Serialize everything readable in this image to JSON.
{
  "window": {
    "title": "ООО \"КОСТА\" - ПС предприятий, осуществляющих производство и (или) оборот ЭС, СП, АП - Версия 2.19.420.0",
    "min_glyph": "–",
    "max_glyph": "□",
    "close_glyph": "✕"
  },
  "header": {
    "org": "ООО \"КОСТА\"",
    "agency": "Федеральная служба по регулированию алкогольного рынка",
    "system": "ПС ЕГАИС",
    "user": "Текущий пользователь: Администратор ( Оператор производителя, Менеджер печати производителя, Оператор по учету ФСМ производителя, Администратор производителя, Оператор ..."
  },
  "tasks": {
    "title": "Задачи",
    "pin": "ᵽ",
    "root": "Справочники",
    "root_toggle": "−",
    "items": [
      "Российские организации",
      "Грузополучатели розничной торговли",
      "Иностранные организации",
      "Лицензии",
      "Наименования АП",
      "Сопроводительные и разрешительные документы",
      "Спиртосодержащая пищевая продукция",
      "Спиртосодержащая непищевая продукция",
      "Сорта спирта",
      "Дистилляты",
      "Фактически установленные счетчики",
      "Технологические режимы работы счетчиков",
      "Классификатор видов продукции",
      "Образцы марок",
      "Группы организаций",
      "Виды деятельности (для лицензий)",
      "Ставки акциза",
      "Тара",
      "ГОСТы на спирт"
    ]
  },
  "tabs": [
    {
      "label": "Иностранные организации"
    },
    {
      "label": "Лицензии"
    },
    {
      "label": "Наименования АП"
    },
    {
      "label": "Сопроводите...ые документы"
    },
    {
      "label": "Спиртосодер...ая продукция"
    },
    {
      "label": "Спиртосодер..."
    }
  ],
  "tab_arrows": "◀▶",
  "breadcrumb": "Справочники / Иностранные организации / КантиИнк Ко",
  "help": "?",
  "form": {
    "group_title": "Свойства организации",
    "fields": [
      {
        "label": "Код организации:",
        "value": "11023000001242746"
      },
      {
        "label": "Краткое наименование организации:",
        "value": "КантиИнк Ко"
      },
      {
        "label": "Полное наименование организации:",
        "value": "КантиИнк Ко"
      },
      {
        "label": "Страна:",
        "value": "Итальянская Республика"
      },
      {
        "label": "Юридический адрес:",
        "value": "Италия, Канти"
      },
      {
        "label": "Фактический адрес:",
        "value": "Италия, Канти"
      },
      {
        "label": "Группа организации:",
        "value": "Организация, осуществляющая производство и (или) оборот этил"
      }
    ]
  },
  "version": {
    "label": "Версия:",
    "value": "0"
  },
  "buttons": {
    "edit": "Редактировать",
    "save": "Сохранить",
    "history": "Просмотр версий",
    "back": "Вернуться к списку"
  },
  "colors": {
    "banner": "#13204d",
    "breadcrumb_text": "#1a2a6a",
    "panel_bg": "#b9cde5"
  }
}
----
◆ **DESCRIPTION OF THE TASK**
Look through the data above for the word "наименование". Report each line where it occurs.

◆ **EXERCISE ANSWER**
        "label": "Краткое наименование организации:",
        "label": "Полное наименование организации:",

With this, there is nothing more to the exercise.